(Provided data begins)

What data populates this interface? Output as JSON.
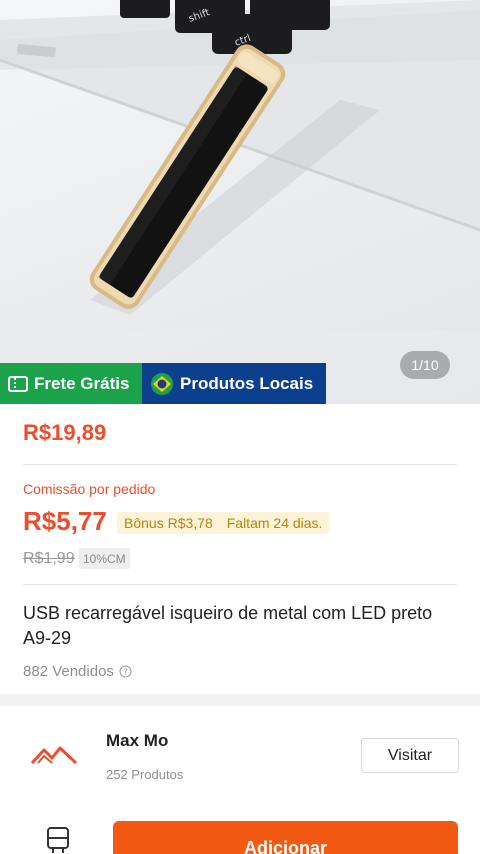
{
  "gallery": {
    "page_counter": "1/10",
    "image": "usb-lighter-product-photo"
  },
  "badges": {
    "frete": {
      "label": "Frete Grátis",
      "color": "#1aa34a",
      "icon": "ticket-icon"
    },
    "local": {
      "label": "Produtos Locais",
      "color": "#0d3f8f",
      "icon": "brazil-flag-icon"
    }
  },
  "price": {
    "current": "R$19,89",
    "commission_label": "Comissão por pedido",
    "commission_value": "R$5,77",
    "bonus": "Bônus R$3,78",
    "days_left": "Faltam 24 dias.",
    "old_price": "R$1,99",
    "cm_tag": "10%CM",
    "accent_color": "#ee4d2d"
  },
  "product": {
    "title": "USB recarregável isqueiro de metal com LED preto A9-29",
    "sold": "882 Vendidos"
  },
  "store": {
    "name": "Max Mo",
    "products": "252 Produtos",
    "visit_label": "Visitar"
  },
  "bottom": {
    "add_label": "Adicionar",
    "add_color": "#f25a13"
  }
}
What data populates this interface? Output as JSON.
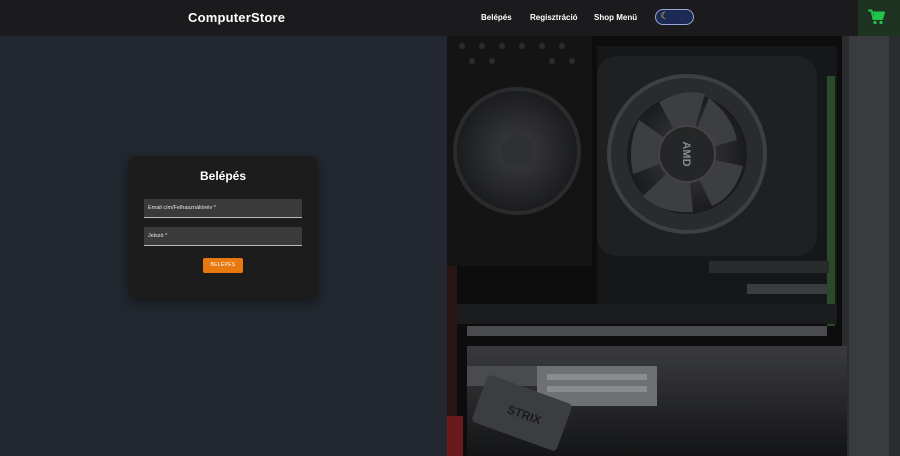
{
  "navbar": {
    "brand": "ComputerStore",
    "links": [
      "Belépés",
      "Regisztráció",
      "Shop Menü"
    ],
    "cart_icon": "shopping-cart-icon",
    "theme_icon": "moon-icon",
    "cart_color": "#21c44a"
  },
  "login": {
    "title": "Belépés",
    "email_placeholder": "Email cím/Felhasználónév *",
    "password_placeholder": "Jelszó *",
    "submit_label": "BELÉPÉS",
    "accent": "#e8790f"
  },
  "hero_photo": {
    "gpu_label": "STRIX",
    "cooler_label": "AMD"
  }
}
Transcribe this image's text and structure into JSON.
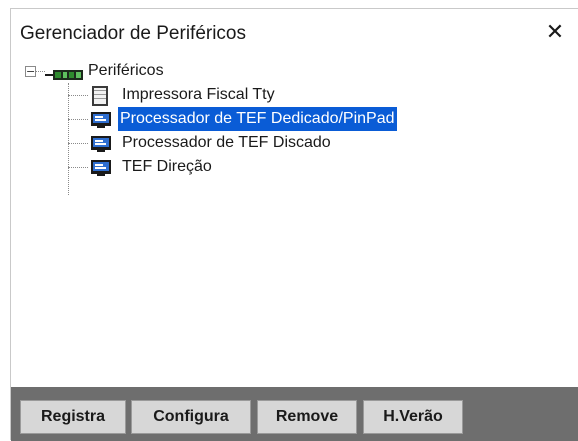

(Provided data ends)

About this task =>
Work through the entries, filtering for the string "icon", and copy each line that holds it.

Answer section =>
      "icon": "ticket-icon"
      "icon": "brazil-flag-icon"
    "cart_icon": "shopping-cart-icon",
    "theme_icon": "moon-icon",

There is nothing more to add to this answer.